Ignite Your Senses With Hydrangeas
Hydrangeas are some of the most versatile shrubs you’ll find. They thrive in sun and shade (preferring more shade in warmer climates) and provide a bounty of blooms at the height of the growing season. Hydrangeas range greatly in size from just 1′ to 8′ depending on the cultivar and have a variety of uses in the landscape.
Is It Pink Or Is It Blue? It’s Up To You
“How do I turn my hydrangeas blue?” It’s one of the most commonly asked questions gardeners have about their Hydrangeas. White flowered varieties cannot be turned a color, but pink and blue ones often can shift in color.
Though soil pH is most commonly credited with turning the flowers pink or blue, it is actually the availability of aluminum in the soil that makes the difference. In order for aluminum to be taken up by the plants’ roots, the soil pH must be low, in the range of 5.2-5.5. In acidic soil, the flowers tend to be blue. If the soil pH is more alkaline, meaning higher than 7.0, the flowers will be pink.
Use a pH meter to measure the acidity of your soil to determine if it is acidic or alkaline. The meters are commonly sold at independent garden centers for a low cost. If it is too alkaline, add aluminum sulfate to the soil to lower its pH. You may need to do this more than once per season if your soil is naturally alkaline. Hydrangeas thrive in soils that are naturally acidic where no supplemental aluminum is needed.
It only takes a few Hydrangea blooms to make a gorgeous bouquet, but you’ll want to follow these tips to make them last longer.
- Mature blossoms last longer than those that are just emerging. This is the opposite of many flowers which are usually cut when in bud.
- Cut them in the morning before the heat of the day arrives.
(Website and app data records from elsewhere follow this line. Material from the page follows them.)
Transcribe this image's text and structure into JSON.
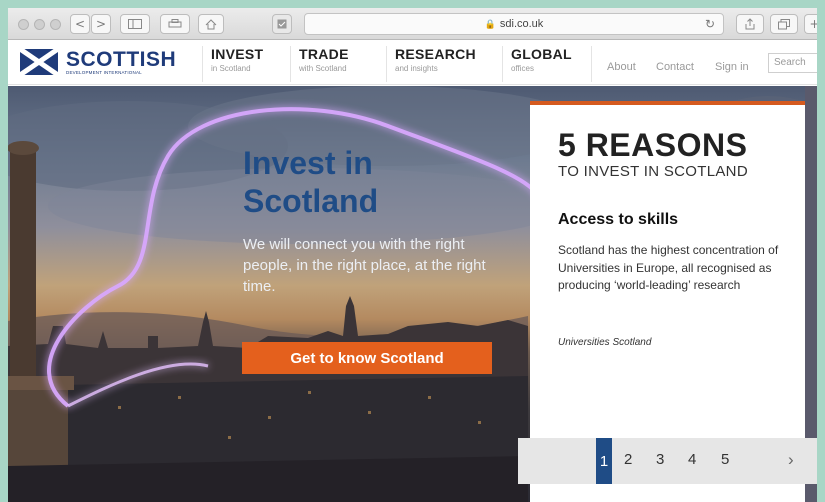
{
  "browser": {
    "url": "sdi.co.uk",
    "back": "<",
    "forward": ">",
    "reload": "↻"
  },
  "header": {
    "logo_text": "SCOTTISH",
    "logo_subtext": "DEVELOPMENT INTERNATIONAL",
    "nav": [
      {
        "title": "INVEST",
        "sub": "in Scotland"
      },
      {
        "title": "TRADE",
        "sub": "with Scotland"
      },
      {
        "title": "RESEARCH",
        "sub": "and insights"
      },
      {
        "title": "GLOBAL",
        "sub": "offices"
      }
    ],
    "util": {
      "about": "About",
      "contact": "Contact",
      "signin": "Sign in",
      "search": "Search"
    }
  },
  "hero": {
    "title_line1": "Invest in",
    "title_line2": "Scotland",
    "text": "We will connect you with the right people, in the right place, at the right time.",
    "cta": "Get to know Scotland"
  },
  "panel": {
    "headline": "5 REASONS",
    "subheadline": "TO INVEST IN SCOTLAND",
    "reason_title": "Access to skills",
    "reason_body": "Scotland has the highest concentration of Universities in Europe, all recognised as producing ‘world-leading’ research",
    "source": "Universities Scotland",
    "pages": [
      "1",
      "2",
      "3",
      "4",
      "5"
    ],
    "active_page": "1",
    "next": "›"
  },
  "colors": {
    "brand_blue": "#1f4c86",
    "accent_orange": "#e4601d",
    "background_teal": "#a8d6c6"
  }
}
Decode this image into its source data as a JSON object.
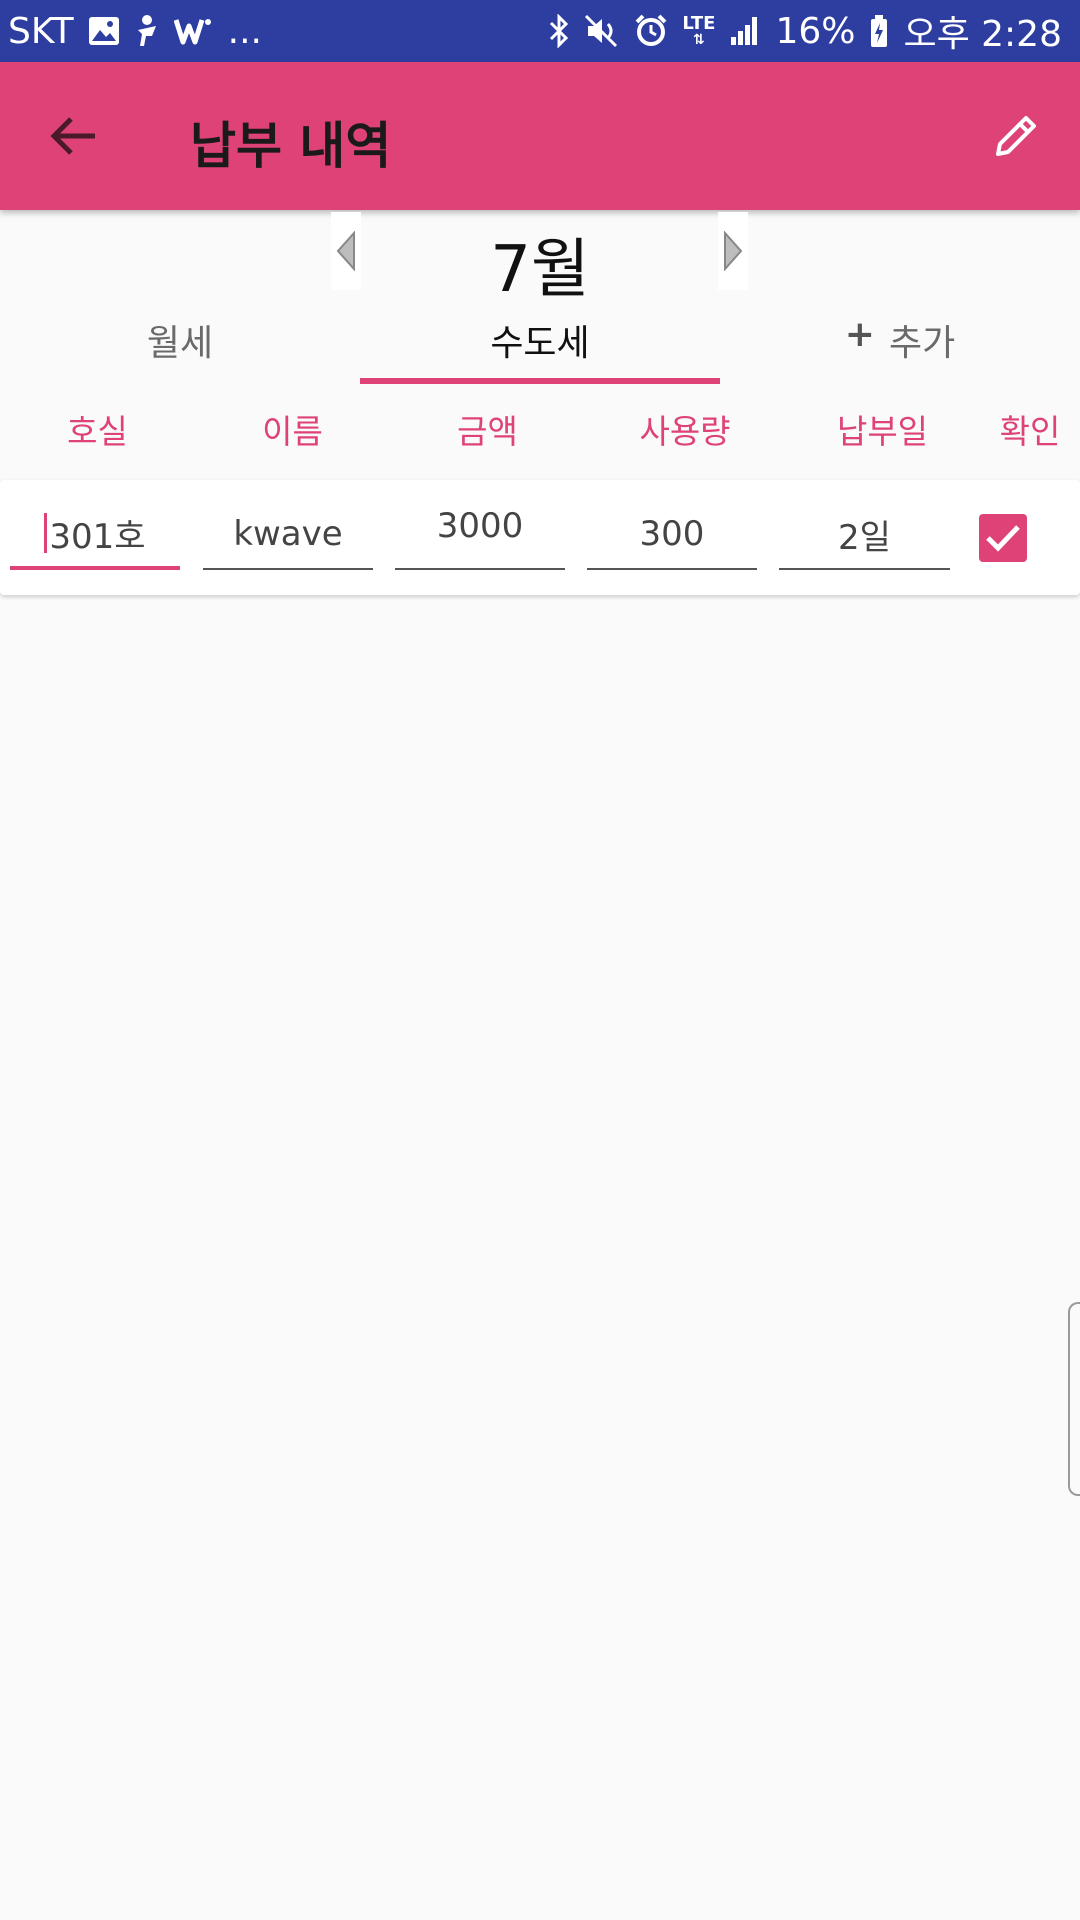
{
  "status_bar": {
    "carrier": "SKT",
    "more": "...",
    "network": "LTE",
    "battery": "16%",
    "time": "오후 2:28"
  },
  "app_bar": {
    "title": "납부 내역"
  },
  "month": {
    "label": "7월"
  },
  "tabs": [
    {
      "label": "월세",
      "selected": false
    },
    {
      "label": "수도세",
      "selected": true
    },
    {
      "label": "추가",
      "prefix": "+",
      "selected": false
    }
  ],
  "columns": [
    "호실",
    "이름",
    "금액",
    "사용량",
    "납부일",
    "확인"
  ],
  "rows": [
    {
      "room": "301호",
      "name": "kwave",
      "amount": "3000",
      "usage": "300",
      "pay_day": "2일",
      "confirmed": true
    }
  ],
  "colors": {
    "status_bar": "#2d3ea0",
    "primary": "#de4277",
    "background": "#fafafa"
  }
}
Bring a bucket or vase filled with water with you and put the cut stems in it immediately.
- The shorter the stem, the longer the flower will last. Also, it is best to strip all of the leaves off the stems.
- When you’re ready to make your arrangement, plunge the angled stems into very warm water for about 30 seconds. Then put them in a vase filled with lukewarm water and a little floral preservative.
- Change the water and re-cut the stems every few days to prolong their vase life.